The Blues would fall to the eventual Stanley Cup champion Red Wings in the conference semi-finals of 2002, the last time they would meet in post-season play. However, the inter-divisional battles would continue, culminating in a fierce battle for the divisional championship in 2012. The Blues won the division that season, finishing seven points ahead of the Wings.

Although happy with the two points, the Blues did not look particularly good against Buffalo Thursday night. Those two points were courtesy of Jake Allen, who was once again spectacular in goal. The Note will have to step it up a bit tonight against a decent Detroit team, two games over .500, but currently out of a playoff slot in the Eastern Conference, currently third place in the Atlantic Division. Henrik Zetterberg leads the Wings in scoring with 15 points, followed by rookie sensation Dylan Larkin with 13 points (and a +13). Winger Gustav Nyquist leads the team with seven goals. And Pavel Datsyuk is back after missing 15 games, scoring one assist in four games. Goaltenders Petr Mrazek and Jimmy Howard have been the best over-all players for Detroit and either one will provide a formidable opponent.
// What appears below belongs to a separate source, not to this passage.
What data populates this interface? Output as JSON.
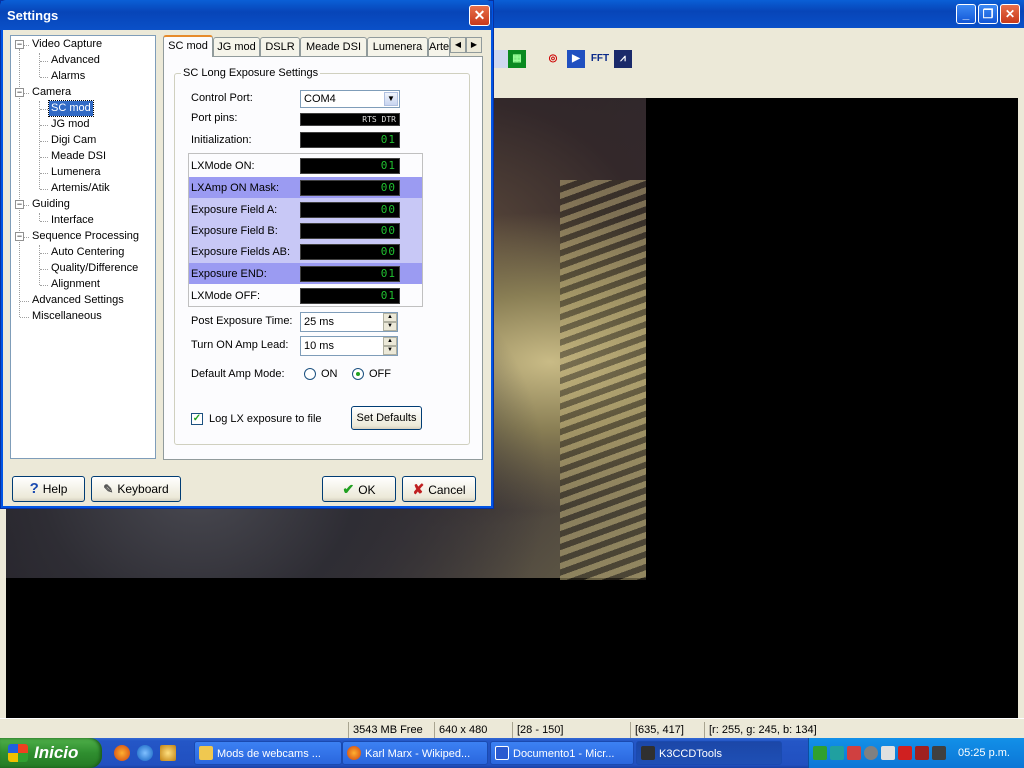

Since the going is getting tougher, the Blues had better tough it out and get going if they hope to keep up with Dallas and Nashville in the Central Division, the toughest in the NHL.